:: Your task ::
All of the entries below should be returned verbatim, apart from the pictures.

:: Records for this exercise ::
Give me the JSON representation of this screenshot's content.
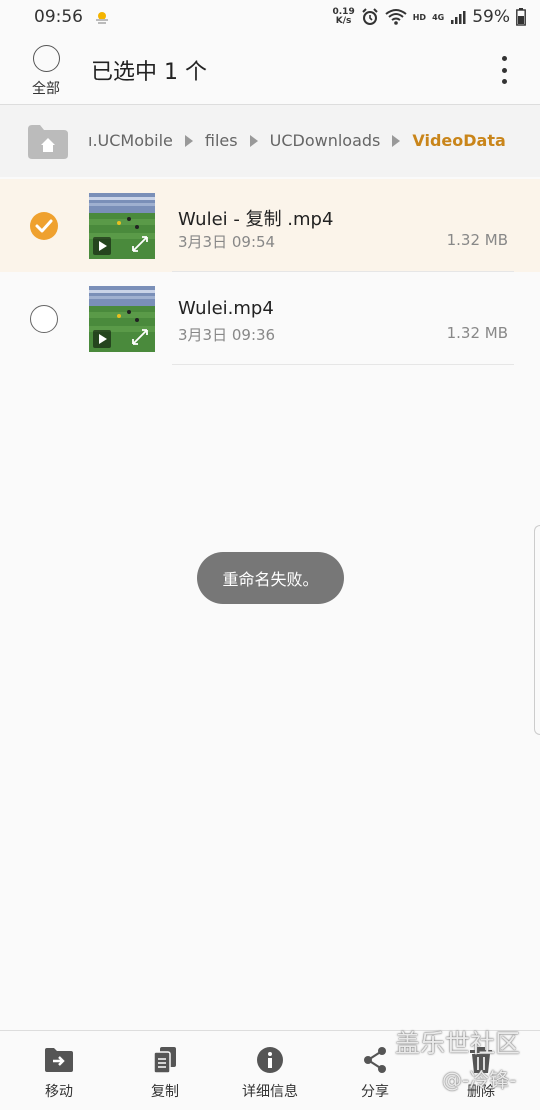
{
  "status_bar": {
    "time": "09:56",
    "speed_top": "0.19",
    "speed_unit": "K/s",
    "network_label": "HD",
    "signal_label": "4G",
    "battery": "59%"
  },
  "header": {
    "select_all_label": "全部",
    "title": "已选中 1 个"
  },
  "breadcrumb": {
    "items": [
      "ı.UCMobile",
      "files",
      "UCDownloads",
      "VideoData"
    ]
  },
  "files": [
    {
      "name": "Wulei - 复制 .mp4",
      "date": "3月3日 09:54",
      "size": "1.32 MB",
      "selected": true
    },
    {
      "name": "Wulei.mp4",
      "date": "3月3日 09:36",
      "size": "1.32 MB",
      "selected": false
    }
  ],
  "toast": "重命名失败。",
  "toolbar": {
    "move": "移动",
    "copy": "复制",
    "details": "详细信息",
    "share": "分享",
    "delete": "删除"
  },
  "watermark": {
    "line1": "盖乐世社区",
    "line2": "@-冷锋-"
  },
  "colors": {
    "accent": "#c9851a",
    "check": "#efa12f",
    "selected_row": "#fbf4ea"
  }
}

:: The answer ::
Give me the JSON representation of this screenshot's content.
{
  "status_bar": {
    "time": "09:56",
    "speed_top": "0.19",
    "speed_unit": "K/s",
    "network_label": "HD",
    "signal_label": "4G",
    "battery": "59%"
  },
  "header": {
    "select_all_label": "全部",
    "title": "已选中 1 个"
  },
  "breadcrumb": {
    "items": [
      "ı.UCMobile",
      "files",
      "UCDownloads",
      "VideoData"
    ]
  },
  "files": [
    {
      "name": "Wulei - 复制 .mp4",
      "date": "3月3日 09:54",
      "size": "1.32 MB",
      "selected": true
    },
    {
      "name": "Wulei.mp4",
      "date": "3月3日 09:36",
      "size": "1.32 MB",
      "selected": false
    }
  ],
  "toast": "重命名失败。",
  "toolbar": {
    "move": "移动",
    "copy": "复制",
    "details": "详细信息",
    "share": "分享",
    "delete": "删除"
  },
  "watermark": {
    "line1": "盖乐世社区",
    "line2": "@-冷锋-"
  },
  "colors": {
    "accent": "#c9851a",
    "check": "#efa12f",
    "selected_row": "#fbf4ea"
  }
}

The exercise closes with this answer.